[Start of section]

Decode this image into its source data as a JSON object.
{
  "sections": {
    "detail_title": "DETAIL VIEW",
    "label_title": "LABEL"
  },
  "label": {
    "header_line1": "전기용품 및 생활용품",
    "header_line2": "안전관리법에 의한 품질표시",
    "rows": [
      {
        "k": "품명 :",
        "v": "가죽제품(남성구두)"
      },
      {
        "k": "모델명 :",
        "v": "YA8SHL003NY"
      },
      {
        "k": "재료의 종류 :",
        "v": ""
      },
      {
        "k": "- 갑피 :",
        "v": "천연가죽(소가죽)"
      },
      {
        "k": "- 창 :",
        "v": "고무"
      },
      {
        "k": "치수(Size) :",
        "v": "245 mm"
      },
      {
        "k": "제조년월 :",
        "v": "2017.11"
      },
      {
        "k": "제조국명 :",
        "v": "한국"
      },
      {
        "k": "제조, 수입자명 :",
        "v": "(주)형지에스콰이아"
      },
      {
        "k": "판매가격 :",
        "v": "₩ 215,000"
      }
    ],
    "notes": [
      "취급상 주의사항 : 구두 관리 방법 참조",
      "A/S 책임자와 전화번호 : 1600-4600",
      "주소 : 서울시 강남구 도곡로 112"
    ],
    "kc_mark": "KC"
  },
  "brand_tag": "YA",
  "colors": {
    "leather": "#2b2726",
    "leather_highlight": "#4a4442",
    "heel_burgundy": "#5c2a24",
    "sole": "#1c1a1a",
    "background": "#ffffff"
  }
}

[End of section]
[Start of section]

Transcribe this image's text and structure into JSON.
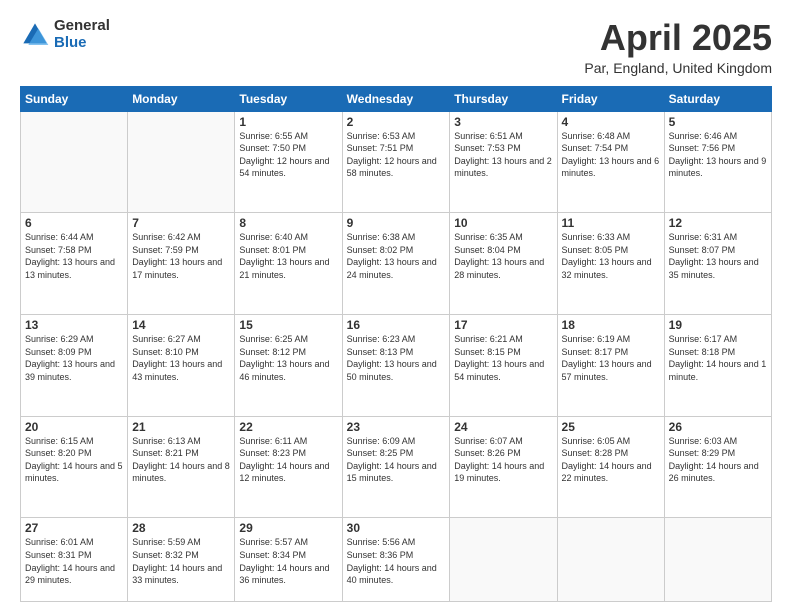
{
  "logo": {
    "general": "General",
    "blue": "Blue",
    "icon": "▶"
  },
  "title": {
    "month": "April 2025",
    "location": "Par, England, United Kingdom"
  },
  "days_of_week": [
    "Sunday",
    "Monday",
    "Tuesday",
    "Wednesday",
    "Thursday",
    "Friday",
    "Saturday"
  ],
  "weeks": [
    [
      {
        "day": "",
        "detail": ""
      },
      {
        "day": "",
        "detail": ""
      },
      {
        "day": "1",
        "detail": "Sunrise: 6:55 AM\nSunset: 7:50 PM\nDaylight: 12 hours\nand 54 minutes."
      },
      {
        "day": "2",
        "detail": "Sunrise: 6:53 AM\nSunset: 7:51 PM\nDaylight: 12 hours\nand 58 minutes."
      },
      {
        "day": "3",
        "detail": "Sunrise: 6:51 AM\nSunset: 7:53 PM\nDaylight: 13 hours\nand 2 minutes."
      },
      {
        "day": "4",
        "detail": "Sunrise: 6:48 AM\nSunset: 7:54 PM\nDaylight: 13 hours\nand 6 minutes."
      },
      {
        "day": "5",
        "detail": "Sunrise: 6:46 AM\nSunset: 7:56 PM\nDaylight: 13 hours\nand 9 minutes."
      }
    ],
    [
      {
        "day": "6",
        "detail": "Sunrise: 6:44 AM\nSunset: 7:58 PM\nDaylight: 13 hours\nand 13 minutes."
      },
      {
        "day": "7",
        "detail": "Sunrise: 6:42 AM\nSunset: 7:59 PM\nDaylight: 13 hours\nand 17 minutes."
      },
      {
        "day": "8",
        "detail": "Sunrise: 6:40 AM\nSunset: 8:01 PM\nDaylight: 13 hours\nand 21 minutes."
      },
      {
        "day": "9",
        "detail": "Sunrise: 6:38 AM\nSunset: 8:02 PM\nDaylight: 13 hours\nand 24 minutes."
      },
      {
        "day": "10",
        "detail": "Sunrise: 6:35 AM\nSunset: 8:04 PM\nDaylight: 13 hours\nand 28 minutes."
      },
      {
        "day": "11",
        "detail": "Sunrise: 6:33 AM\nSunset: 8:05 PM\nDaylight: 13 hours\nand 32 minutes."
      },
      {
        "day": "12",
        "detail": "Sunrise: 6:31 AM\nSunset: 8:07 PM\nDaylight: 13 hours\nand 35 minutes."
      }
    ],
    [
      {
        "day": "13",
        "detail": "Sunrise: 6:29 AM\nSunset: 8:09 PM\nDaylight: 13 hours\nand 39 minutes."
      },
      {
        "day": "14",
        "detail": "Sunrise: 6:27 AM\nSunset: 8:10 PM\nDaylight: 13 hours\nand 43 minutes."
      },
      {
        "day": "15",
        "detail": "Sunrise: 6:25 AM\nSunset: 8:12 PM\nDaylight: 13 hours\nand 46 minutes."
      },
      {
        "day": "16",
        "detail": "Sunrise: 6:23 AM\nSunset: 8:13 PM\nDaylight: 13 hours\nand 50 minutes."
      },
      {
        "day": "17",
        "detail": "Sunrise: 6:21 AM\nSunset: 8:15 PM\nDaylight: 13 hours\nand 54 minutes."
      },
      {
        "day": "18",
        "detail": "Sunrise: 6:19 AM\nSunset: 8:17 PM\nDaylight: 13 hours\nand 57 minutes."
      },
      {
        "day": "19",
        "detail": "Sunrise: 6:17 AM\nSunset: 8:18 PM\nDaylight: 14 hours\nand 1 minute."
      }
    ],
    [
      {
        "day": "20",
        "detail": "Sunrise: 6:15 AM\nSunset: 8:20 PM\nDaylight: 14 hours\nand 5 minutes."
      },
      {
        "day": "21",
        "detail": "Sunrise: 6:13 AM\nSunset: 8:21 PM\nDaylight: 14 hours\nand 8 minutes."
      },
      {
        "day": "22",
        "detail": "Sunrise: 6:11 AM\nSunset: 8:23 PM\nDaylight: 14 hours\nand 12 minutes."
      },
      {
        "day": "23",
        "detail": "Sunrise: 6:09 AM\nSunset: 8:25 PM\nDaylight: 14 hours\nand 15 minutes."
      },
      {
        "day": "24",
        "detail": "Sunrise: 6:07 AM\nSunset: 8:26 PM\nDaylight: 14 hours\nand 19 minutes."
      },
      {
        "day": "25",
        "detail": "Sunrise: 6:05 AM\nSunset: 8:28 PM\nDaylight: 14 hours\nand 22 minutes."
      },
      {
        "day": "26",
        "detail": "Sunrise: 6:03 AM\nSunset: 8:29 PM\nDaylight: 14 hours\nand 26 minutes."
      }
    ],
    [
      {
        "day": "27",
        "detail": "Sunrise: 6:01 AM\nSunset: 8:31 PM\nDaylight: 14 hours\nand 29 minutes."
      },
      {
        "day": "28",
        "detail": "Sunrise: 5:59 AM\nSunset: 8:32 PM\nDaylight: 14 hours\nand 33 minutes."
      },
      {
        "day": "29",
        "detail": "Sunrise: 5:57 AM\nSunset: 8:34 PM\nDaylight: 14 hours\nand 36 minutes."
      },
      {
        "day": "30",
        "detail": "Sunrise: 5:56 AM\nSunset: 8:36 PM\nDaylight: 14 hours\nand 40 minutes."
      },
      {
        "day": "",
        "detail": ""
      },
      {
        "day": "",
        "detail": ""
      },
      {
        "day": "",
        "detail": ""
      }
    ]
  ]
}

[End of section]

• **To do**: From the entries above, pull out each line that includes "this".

• **Problem solution**:
Decode this image into its source data as a JSON object.
Transcribe this image's text and structure into JSON.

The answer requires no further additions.